CAUSE OF DEATH: Annoyed God. Was Smited.
Conclusion: In Which Things Are Concluded
And that is where I left poor [email protected], a bleeding corpse in the middle of a swamp, his last words a non-comprehending “…why?” Deus isn’t a good enough shooter to be worth forging through, nor does it have even close to enough story to make it a compelling RPG. Really, it’s more a novelty than anything else—a reminder of just why most games are happy to say “Here’s a medkit” or regenerate health instead of actually worrying about putting your leg in a splint after a long fall. Deus Ex did however take at least a bit of a leaf out of this game’s book (though not consciously, I’m sure) with its damage system. There, as here, you could break a leg and be left crawling around the map. In both cases, it proved less fun than it might sound. About as much fun as a broken leg, in fact.

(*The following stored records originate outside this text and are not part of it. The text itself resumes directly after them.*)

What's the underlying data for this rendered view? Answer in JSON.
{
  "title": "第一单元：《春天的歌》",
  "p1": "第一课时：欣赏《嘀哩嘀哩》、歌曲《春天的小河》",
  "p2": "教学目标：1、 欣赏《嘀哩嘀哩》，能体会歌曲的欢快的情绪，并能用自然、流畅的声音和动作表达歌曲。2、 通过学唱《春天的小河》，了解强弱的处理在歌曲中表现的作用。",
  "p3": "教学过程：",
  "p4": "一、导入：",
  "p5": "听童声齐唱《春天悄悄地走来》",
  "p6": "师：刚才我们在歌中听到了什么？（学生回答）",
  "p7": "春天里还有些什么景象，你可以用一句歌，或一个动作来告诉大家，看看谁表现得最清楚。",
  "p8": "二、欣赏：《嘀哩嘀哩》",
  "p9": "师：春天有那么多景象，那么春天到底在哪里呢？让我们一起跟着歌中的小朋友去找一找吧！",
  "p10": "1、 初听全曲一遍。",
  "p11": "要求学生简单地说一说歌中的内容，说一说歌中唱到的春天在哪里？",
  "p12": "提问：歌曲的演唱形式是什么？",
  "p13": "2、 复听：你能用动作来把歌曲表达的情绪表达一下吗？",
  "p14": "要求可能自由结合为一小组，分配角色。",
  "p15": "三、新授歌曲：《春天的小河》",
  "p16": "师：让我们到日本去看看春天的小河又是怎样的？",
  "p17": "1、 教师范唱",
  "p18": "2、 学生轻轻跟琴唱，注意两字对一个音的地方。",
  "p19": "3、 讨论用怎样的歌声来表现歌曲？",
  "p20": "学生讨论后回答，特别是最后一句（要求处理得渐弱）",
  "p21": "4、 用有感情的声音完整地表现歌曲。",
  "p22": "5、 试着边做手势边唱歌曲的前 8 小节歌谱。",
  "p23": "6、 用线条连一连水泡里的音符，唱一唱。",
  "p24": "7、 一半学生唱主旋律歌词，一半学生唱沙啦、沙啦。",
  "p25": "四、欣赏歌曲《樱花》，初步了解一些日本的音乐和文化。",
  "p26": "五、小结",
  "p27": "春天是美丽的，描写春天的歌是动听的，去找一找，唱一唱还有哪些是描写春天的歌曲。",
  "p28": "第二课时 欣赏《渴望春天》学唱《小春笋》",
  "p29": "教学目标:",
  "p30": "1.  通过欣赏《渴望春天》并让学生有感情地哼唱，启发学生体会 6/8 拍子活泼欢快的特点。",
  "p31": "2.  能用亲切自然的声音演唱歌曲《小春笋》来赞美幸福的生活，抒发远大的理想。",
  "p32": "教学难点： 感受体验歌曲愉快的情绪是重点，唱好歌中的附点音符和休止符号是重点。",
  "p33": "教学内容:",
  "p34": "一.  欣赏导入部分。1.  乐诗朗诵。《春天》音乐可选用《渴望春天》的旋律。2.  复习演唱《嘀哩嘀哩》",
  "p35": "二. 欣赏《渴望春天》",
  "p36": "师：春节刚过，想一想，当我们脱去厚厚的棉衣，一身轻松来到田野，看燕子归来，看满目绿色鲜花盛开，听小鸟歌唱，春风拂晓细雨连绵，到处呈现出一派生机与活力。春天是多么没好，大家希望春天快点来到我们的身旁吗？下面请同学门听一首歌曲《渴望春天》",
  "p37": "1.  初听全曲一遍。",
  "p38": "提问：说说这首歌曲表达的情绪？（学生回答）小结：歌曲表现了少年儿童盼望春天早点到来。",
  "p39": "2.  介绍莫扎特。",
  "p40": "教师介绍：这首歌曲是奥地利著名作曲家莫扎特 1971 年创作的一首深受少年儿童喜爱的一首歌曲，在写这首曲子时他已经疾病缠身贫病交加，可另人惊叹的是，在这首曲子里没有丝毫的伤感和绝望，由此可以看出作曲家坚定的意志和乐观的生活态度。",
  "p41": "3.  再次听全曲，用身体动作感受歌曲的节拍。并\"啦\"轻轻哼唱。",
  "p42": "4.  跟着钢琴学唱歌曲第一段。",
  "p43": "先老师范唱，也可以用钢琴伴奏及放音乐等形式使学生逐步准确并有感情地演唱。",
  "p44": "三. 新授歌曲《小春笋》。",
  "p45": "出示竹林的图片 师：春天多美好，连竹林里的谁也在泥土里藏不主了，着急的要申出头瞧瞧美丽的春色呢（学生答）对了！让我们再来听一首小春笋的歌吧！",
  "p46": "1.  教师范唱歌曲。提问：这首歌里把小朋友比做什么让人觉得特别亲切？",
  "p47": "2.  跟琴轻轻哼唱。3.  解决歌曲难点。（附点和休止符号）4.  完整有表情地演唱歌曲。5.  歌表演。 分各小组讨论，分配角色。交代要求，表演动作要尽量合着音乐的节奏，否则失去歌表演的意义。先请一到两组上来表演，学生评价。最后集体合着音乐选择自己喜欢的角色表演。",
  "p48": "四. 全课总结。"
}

A broken leg with gangrene. Covered in leeches. As you slowly drown. In a cave. Alone.